Data for this exercise
------
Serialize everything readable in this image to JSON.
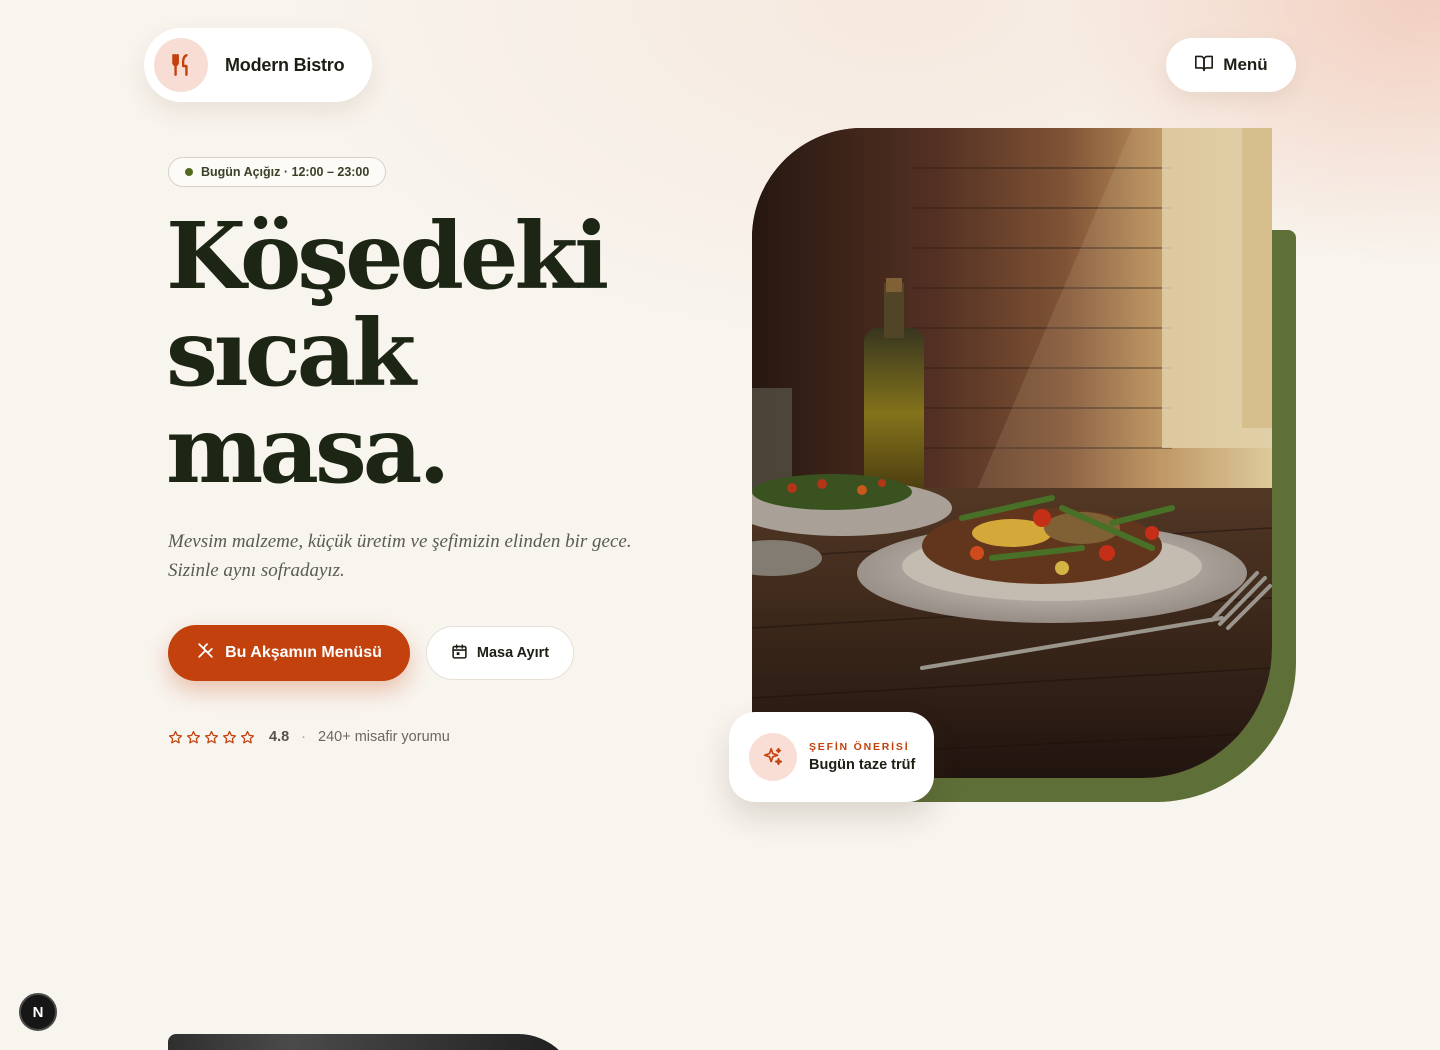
{
  "header": {
    "brand_name": "Modern Bistro",
    "brand_icon": "fork-knife-icon",
    "menu_label": "Menü",
    "menu_icon": "book-open-icon"
  },
  "hero": {
    "open_badge": "Bugün Açığız · 12:00 – 23:00",
    "title_lines": [
      "Köşedeki",
      "sıcak",
      "masa."
    ],
    "subtitle": "Mevsim malzeme, küçük üretim ve şefimizin elinden bir gece. Sizinle aynı sofradayız.",
    "primary_cta": "Bu Akşamın Menüsü",
    "secondary_cta": "Masa Ayırt",
    "rating": {
      "stars": 5,
      "value": "4.8",
      "separator": "·",
      "reviews": "240+ misafir yorumu"
    }
  },
  "feature_image": {
    "alt_semantic": "pasta-dish-photo",
    "chef_card": {
      "label": "ŞEFİN ÖNERİSİ",
      "value": "Bugün taze trüf",
      "icon": "sparkles-icon"
    }
  },
  "colors": {
    "accent": "#c2410c",
    "green": "#5e6f38",
    "background": "#f8f4ee",
    "ink": "#1d2615"
  },
  "dev_badge": "N"
}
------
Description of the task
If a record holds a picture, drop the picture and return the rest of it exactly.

Answer to the problem
Serialize everything readable in this image to JSON.
{
  "header": {
    "brand_name": "Modern Bistro",
    "brand_icon": "fork-knife-icon",
    "menu_label": "Menü",
    "menu_icon": "book-open-icon"
  },
  "hero": {
    "open_badge": "Bugün Açığız · 12:00 – 23:00",
    "title_lines": [
      "Köşedeki",
      "sıcak",
      "masa."
    ],
    "subtitle": "Mevsim malzeme, küçük üretim ve şefimizin elinden bir gece. Sizinle aynı sofradayız.",
    "primary_cta": "Bu Akşamın Menüsü",
    "secondary_cta": "Masa Ayırt",
    "rating": {
      "stars": 5,
      "value": "4.8",
      "separator": "·",
      "reviews": "240+ misafir yorumu"
    }
  },
  "feature_image": {
    "alt_semantic": "pasta-dish-photo",
    "chef_card": {
      "label": "ŞEFİN ÖNERİSİ",
      "value": "Bugün taze trüf",
      "icon": "sparkles-icon"
    }
  },
  "colors": {
    "accent": "#c2410c",
    "green": "#5e6f38",
    "background": "#f8f4ee",
    "ink": "#1d2615"
  },
  "dev_badge": "N"
}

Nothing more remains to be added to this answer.